Finally, pain in the nether regions is one of the most frequent side effects of PFS. We don’t know what causes it and most people who have seen doctors for it have found nothing. Admittedly, being checked would minimize the risk in the case of a serious complication (cancer). I just haven’t done it and, as I don’t have pain any more, I don’t plan on doing it.


Glad to hear you’re not experiencing the pain anymore, @Sibelio.


What country are uk located in mate ?


I am from Bulgaria. Not there now but was there at the time.

1 Like

So how can someone like you or me, take 1-2 pills, and down regulate our receptors so badly? Remeber I felt issues after the first pill, it was never from a “rush of dht” back into my body. Presumably the dht was out of my body for 5 hours before I felt extremely dizzy and had virtigo. Disregulation and subsequent extreme symtoms shouldn’t happen in a matter of hours.


Hey @Wings, I realize you mentioned this a few months ago, but have you been checked out for possible cancer? What you describe is very concerning.


I had an abdominal-pelvis CT scan over a week ago and no tumors were found. the ache I described comes and goes these days, and it’s not as severe, but not entirely gone. I still have urination issues (frequency, urgency, mild incontinence) and sometimes prostate/perineal pain during a bowel movement. But no cancer has been found, so that’s at least good. Thanks for taking interest.


Good to hear that. Always best to rule these types of things out.


can you send me this link please?


Hi Vinny. This is probably the study Axolotl is referring to:

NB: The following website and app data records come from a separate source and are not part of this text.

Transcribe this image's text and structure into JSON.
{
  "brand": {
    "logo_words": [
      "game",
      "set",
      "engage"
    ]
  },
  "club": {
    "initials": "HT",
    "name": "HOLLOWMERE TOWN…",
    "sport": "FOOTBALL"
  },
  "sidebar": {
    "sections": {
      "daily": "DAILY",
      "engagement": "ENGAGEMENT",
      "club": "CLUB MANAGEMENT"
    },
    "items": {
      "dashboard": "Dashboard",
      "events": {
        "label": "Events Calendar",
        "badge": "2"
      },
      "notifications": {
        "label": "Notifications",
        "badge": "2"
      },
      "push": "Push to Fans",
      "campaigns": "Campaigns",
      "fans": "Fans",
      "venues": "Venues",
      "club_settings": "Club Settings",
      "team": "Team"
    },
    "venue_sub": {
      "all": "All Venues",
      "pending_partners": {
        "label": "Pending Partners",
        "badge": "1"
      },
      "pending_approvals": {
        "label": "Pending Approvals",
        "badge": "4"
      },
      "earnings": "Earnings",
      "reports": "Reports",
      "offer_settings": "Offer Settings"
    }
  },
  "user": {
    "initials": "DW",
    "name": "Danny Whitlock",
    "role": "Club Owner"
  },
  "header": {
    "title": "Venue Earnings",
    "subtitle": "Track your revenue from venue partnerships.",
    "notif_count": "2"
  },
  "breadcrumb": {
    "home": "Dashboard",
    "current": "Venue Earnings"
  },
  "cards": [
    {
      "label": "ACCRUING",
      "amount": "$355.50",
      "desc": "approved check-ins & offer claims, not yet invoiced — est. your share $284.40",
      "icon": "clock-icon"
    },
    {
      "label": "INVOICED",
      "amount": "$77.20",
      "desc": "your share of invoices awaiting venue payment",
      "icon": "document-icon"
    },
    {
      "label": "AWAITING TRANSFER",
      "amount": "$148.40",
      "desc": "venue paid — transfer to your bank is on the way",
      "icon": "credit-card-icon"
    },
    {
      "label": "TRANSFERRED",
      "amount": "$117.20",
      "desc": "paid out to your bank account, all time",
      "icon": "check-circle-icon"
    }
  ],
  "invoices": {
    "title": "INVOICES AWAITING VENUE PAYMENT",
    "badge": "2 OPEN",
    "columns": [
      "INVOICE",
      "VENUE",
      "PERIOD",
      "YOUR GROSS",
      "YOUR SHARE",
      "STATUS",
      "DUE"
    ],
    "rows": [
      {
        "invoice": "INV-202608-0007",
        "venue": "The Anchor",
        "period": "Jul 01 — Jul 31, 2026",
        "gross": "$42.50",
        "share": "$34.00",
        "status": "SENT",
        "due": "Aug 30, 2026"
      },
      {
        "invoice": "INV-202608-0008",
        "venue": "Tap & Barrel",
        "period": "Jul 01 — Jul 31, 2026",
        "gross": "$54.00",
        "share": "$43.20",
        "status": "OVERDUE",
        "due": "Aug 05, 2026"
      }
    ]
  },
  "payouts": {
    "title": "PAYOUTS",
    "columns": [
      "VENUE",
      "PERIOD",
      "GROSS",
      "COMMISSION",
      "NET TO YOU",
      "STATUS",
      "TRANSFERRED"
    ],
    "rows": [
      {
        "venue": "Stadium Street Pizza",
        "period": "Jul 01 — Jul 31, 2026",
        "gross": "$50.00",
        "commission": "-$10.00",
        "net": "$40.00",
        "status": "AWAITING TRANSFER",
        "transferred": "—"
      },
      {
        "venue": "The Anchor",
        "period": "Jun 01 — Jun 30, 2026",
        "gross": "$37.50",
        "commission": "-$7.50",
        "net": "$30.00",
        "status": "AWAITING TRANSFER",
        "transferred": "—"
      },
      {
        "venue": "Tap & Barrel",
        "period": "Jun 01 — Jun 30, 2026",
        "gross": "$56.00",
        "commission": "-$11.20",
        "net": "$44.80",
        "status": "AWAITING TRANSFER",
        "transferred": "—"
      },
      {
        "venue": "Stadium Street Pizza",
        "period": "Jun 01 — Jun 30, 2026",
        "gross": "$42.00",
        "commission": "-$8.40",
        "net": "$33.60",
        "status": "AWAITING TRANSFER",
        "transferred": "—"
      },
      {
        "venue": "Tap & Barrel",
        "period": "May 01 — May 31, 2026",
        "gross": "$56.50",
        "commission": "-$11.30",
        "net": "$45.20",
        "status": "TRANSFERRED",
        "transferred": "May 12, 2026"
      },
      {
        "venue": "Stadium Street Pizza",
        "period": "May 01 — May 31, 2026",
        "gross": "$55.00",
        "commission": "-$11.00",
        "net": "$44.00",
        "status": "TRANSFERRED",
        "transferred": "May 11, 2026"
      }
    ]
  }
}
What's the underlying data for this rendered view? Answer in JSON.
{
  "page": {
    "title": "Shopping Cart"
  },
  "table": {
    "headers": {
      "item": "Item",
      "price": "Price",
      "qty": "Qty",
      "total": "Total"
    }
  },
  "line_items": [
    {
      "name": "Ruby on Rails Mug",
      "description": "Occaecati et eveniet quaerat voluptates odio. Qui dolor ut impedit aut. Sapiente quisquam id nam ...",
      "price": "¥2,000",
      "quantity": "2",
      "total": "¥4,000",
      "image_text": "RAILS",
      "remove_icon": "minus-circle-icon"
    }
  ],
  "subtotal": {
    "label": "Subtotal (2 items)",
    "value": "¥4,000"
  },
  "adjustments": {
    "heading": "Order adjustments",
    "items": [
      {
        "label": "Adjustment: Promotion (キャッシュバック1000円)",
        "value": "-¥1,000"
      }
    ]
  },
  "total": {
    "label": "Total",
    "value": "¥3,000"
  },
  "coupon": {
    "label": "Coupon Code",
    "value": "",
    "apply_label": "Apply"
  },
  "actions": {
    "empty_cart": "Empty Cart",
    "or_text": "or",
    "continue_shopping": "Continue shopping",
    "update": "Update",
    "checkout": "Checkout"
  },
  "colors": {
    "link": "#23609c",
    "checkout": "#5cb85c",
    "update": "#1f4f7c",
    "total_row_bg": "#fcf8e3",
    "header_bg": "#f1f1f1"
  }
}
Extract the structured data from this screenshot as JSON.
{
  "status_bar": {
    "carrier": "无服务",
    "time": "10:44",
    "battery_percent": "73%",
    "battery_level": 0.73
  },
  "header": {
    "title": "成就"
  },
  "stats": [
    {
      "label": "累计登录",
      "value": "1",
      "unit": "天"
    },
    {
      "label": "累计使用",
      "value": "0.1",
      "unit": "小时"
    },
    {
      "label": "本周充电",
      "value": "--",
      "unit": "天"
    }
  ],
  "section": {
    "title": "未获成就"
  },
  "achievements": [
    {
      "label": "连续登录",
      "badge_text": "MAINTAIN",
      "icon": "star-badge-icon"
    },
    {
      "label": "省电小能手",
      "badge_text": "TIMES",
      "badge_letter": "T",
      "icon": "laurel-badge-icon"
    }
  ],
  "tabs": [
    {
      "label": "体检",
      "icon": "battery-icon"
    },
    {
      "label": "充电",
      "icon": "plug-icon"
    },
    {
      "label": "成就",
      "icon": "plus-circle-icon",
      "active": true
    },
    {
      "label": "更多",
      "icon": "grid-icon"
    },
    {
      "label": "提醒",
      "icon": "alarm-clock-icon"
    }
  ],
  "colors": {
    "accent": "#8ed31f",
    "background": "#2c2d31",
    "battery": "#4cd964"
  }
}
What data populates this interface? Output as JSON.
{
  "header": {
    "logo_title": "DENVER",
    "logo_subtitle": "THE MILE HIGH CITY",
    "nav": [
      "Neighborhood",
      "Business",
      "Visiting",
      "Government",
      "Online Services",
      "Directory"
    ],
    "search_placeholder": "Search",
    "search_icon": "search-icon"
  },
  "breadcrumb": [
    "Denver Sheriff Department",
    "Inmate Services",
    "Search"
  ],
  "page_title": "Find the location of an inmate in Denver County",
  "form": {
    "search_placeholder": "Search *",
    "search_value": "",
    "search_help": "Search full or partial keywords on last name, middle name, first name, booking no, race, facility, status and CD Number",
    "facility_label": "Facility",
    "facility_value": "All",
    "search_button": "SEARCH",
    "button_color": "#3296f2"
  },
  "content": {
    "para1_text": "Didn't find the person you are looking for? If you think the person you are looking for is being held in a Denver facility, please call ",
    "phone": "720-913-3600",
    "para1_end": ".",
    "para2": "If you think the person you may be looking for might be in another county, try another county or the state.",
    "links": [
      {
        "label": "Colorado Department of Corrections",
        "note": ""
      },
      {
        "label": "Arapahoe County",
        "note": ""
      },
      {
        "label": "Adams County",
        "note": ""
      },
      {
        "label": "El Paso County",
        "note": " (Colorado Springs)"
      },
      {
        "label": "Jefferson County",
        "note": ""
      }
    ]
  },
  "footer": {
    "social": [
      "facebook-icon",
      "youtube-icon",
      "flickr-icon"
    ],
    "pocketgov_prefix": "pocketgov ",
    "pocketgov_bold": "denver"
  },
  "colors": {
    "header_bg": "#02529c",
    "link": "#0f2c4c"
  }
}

Finasteride is an inhibitor of 5-α-reductase used against male androgenetic alopecia (AGA). Reported side effects of finasteride comprise sexual dysfunction including erectile dysfunction, male infertility, and loss of libido. Recently these effects were described as persistent in some subjects. Molecular events inducing persistent adverse sexual symptoms are unexplored. This study was designed as a retrospective case-control study to assess if androgen receptor (AR) and nerve density in foreskin prepuce specimens were associated with persistent sexual side effects including loss of sensitivity in the genital area due to former finasteride use against AGA. Cases were 8 males (aged 29–43 years) reporting sexual side effects including loss of penis sensitivity over 6 months after discontinuation of finasteride who were interviewed and clinically visited. After informed consent they were invited to undergo a small excision of skin from prepuce. Controls were 11 otherwise healthy matched men (aged 23–49 years) who undergone circumcision for phimosis, and who never took finasteride or analogues. Differences in AR expression and nerve density in different portions of dermal prepuce were evaluated in the 2 groups. Density of nuclear AR in stromal and epithelial cells was higher in cases (mean 40.0%, and 80.6% of positive cells, respectively) than controls (mean 23.4%, and 65.0% of positive cells, respectively), P = 0.023 and P = 0.043, respectively. Conversely, percentage of vessel smooth muscle cells positive for AR and density of nerves were similar in the 2 groups. The ratio of AR positive stromal cells % to serum testosterone concentrations was 2-fold higher in cases than in controls (P = 0.001). Our findings revealed that modulation of local AR levels might be implicated in long-term side effects of finasteride use. This provides the first evidence of a molecular objective difference between patients with long-term adverse sexual effects after finasteride use versus drug untreated healthy controls in certain tissues.